WHAT IS NEEDED = Each line of the records must appear in your answer exactly, with no pictures.

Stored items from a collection
# # # #

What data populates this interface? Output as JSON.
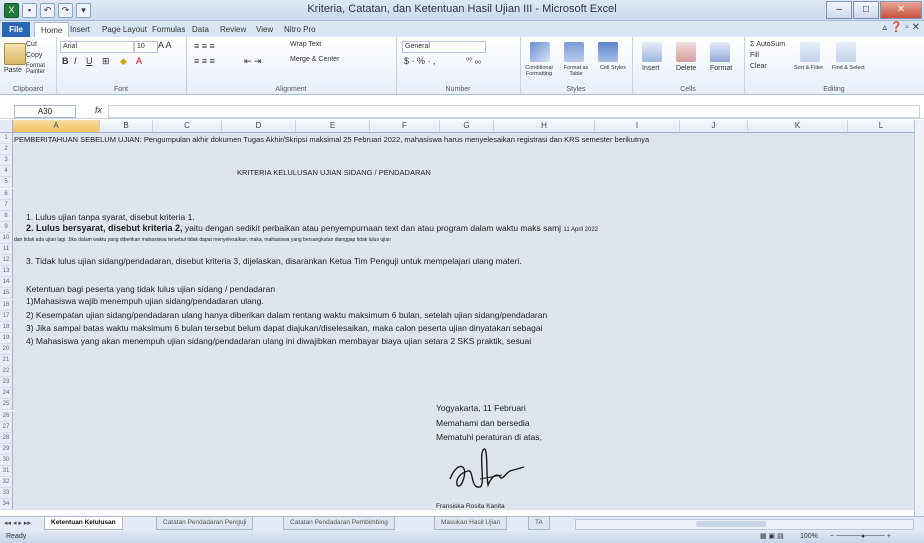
{
  "window": {
    "title": "Kriteria, Catatan, dan Ketentuan Hasil Ujian III - Microsoft Excel"
  },
  "ribbon": {
    "tabs": [
      "File",
      "Home",
      "Insert",
      "Page Layout",
      "Formulas",
      "Data",
      "Review",
      "View",
      "Nitro Pro"
    ],
    "active_tab": "Home",
    "clipboard": {
      "cut": "Cut",
      "copy": "Copy",
      "paste": "Paste",
      "format_painter": "Format Painter",
      "label": "Clipboard"
    },
    "font": {
      "name": "Arial",
      "size": "10",
      "label": "Font"
    },
    "alignment": {
      "wrap": "Wrap Text",
      "merge": "Merge & Center",
      "label": "Alignment"
    },
    "number": {
      "format": "General",
      "label": "Number"
    },
    "styles": {
      "conditional": "Conditional Formatting",
      "format_table": "Format as Table",
      "cell_styles": "Cell Styles",
      "label": "Styles"
    },
    "cells": {
      "insert": "Insert",
      "delete": "Delete",
      "format": "Format",
      "label": "Cells"
    },
    "editing": {
      "autosum": "AutoSum",
      "fill": "Fill",
      "clear": "Clear",
      "sort": "Sort & Filter",
      "find": "Find & Select",
      "label": "Editing"
    }
  },
  "formula_bar": {
    "name_box": "A30",
    "fx": "fx",
    "value": ""
  },
  "columns": [
    "A",
    "B",
    "C",
    "D",
    "E",
    "F",
    "G",
    "H",
    "I",
    "J",
    "K",
    "L"
  ],
  "selected_column": "A",
  "rows": [
    "1",
    "2",
    "3",
    "4",
    "5",
    "6",
    "7",
    "8",
    "9",
    "10",
    "11",
    "12",
    "13",
    "14",
    "15",
    "16",
    "17",
    "18",
    "19",
    "20",
    "21",
    "22",
    "23",
    "24",
    "25",
    "26",
    "27",
    "28",
    "29",
    "30",
    "31",
    "32",
    "33",
    "34"
  ],
  "cells": {
    "r1": "PEMBERITAHUAN SEBELUM UJIAN: Pengumpulan akhir dokumen Tugas Akhir/Skripsi maksimal 25 Februari 2022, mahasiswa harus menyelesaikan registrasi dan KRS semester berikutnya",
    "r4": "KRITERIA KELULUSAN UJIAN SIDANG / PENDADARAN",
    "r7": "1. Lulus ujian tanpa syarat, disebut kriteria 1.",
    "r8_bold": "2. Lulus bersyarat, disebut kriteria 2,",
    "r8_rest": " yaitu dengan sedikit perbaikan atau penyempurnaan text dan atau program dalam waktu maks samj",
    "r8_date": "11 April 2022",
    "r9": "dan tidak ada ujian lagi. Jika dalam waktu yang diberikan mahasiswa tersebut tidak dapat menyelesaikan, maka, mahasiswa yang bersangkutan dianggap tidak lulus ujian",
    "r10": "3. Tidak lulus ujian sidang/pendadaran, disebut kriteria 3, dijelaskan, disarankan Ketua Tim Penguji untuk mempelajari ulang materi.",
    "r12": "Ketentuan bagi peserta yang tidak lulus ujian sidang / pendadaran",
    "r13": "1)Mahasiswa wajib menempuh ujian sidang/pendadaran ulang.",
    "r14": "2) Kesempatan ujian sidang/pendadaran ulang hanya diberikan dalam rentang waktu maksimum 6 bulan, setelah ujian sidang/pendadaran",
    "r15": "3) Jika sampai batas waktu maksimum 6 bulan tersebut belum dapat diajukan/diselesaikan, maka calon peserta ujian dinyatakan sebagai",
    "r16": "4) Mahasiswa yang akan menempuh ujian sidang/pendadaran ulang ini diwajibkan membayar biaya ujian setara 2 SKS praktik, sesuai",
    "sign_place": "Yogyakarta, 11 Februari",
    "sign_line1": "Memahami dan bersedia",
    "sign_line2": "Mematuhi peraturan di atas,",
    "sign_name": "Fransiska Rosita Kanita"
  },
  "sheet_tabs": [
    "Ketentuan Kelulusan",
    "Catatan Pendadaran Penguji",
    "Catatan Pendadaran Pembimbing",
    "Masukan Hasil Ujian",
    "TA"
  ],
  "active_sheet": "Ketentuan Kelulusan",
  "status": {
    "ready": "Ready",
    "zoom": "100%"
  }
}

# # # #

RESPONSE BELOW =
What data populates this interface? Output as JSON.
{
  "window": {
    "title": "Kriteria, Catatan, dan Ketentuan Hasil Ujian III - Microsoft Excel"
  },
  "ribbon": {
    "tabs": [
      "File",
      "Home",
      "Insert",
      "Page Layout",
      "Formulas",
      "Data",
      "Review",
      "View",
      "Nitro Pro"
    ],
    "active_tab": "Home",
    "clipboard": {
      "cut": "Cut",
      "copy": "Copy",
      "paste": "Paste",
      "format_painter": "Format Painter",
      "label": "Clipboard"
    },
    "font": {
      "name": "Arial",
      "size": "10",
      "label": "Font"
    },
    "alignment": {
      "wrap": "Wrap Text",
      "merge": "Merge & Center",
      "label": "Alignment"
    },
    "number": {
      "format": "General",
      "label": "Number"
    },
    "styles": {
      "conditional": "Conditional Formatting",
      "format_table": "Format as Table",
      "cell_styles": "Cell Styles",
      "label": "Styles"
    },
    "cells": {
      "insert": "Insert",
      "delete": "Delete",
      "format": "Format",
      "label": "Cells"
    },
    "editing": {
      "autosum": "AutoSum",
      "fill": "Fill",
      "clear": "Clear",
      "sort": "Sort & Filter",
      "find": "Find & Select",
      "label": "Editing"
    }
  },
  "formula_bar": {
    "name_box": "A30",
    "fx": "fx",
    "value": ""
  },
  "columns": [
    "A",
    "B",
    "C",
    "D",
    "E",
    "F",
    "G",
    "H",
    "I",
    "J",
    "K",
    "L"
  ],
  "selected_column": "A",
  "rows": [
    "1",
    "2",
    "3",
    "4",
    "5",
    "6",
    "7",
    "8",
    "9",
    "10",
    "11",
    "12",
    "13",
    "14",
    "15",
    "16",
    "17",
    "18",
    "19",
    "20",
    "21",
    "22",
    "23",
    "24",
    "25",
    "26",
    "27",
    "28",
    "29",
    "30",
    "31",
    "32",
    "33",
    "34"
  ],
  "cells": {
    "r1": "PEMBERITAHUAN SEBELUM UJIAN: Pengumpulan akhir dokumen Tugas Akhir/Skripsi maksimal 25 Februari 2022, mahasiswa harus menyelesaikan registrasi dan KRS semester berikutnya",
    "r4": "KRITERIA KELULUSAN UJIAN SIDANG / PENDADARAN",
    "r7": "1. Lulus ujian tanpa syarat, disebut kriteria 1.",
    "r8_bold": "2. Lulus bersyarat, disebut kriteria 2,",
    "r8_rest": " yaitu dengan sedikit perbaikan atau penyempurnaan text dan atau program dalam waktu maks samj",
    "r8_date": "11 April 2022",
    "r9": "dan tidak ada ujian lagi. Jika dalam waktu yang diberikan mahasiswa tersebut tidak dapat menyelesaikan, maka, mahasiswa yang bersangkutan dianggap tidak lulus ujian",
    "r10": "3. Tidak lulus ujian sidang/pendadaran, disebut kriteria 3, dijelaskan, disarankan Ketua Tim Penguji untuk mempelajari ulang materi.",
    "r12": "Ketentuan bagi peserta yang tidak lulus ujian sidang / pendadaran",
    "r13": "1)Mahasiswa wajib menempuh ujian sidang/pendadaran ulang.",
    "r14": "2) Kesempatan ujian sidang/pendadaran ulang hanya diberikan dalam rentang waktu maksimum 6 bulan, setelah ujian sidang/pendadaran",
    "r15": "3) Jika sampai batas waktu maksimum 6 bulan tersebut belum dapat diajukan/diselesaikan, maka calon peserta ujian dinyatakan sebagai",
    "r16": "4) Mahasiswa yang akan menempuh ujian sidang/pendadaran ulang ini diwajibkan membayar biaya ujian setara 2 SKS praktik, sesuai",
    "sign_place": "Yogyakarta, 11 Februari",
    "sign_line1": "Memahami dan bersedia",
    "sign_line2": "Mematuhi peraturan di atas,",
    "sign_name": "Fransiska Rosita Kanita"
  },
  "sheet_tabs": [
    "Ketentuan Kelulusan",
    "Catatan Pendadaran Penguji",
    "Catatan Pendadaran Pembimbing",
    "Masukan Hasil Ujian",
    "TA"
  ],
  "active_sheet": "Ketentuan Kelulusan",
  "status": {
    "ready": "Ready",
    "zoom": "100%"
  }
}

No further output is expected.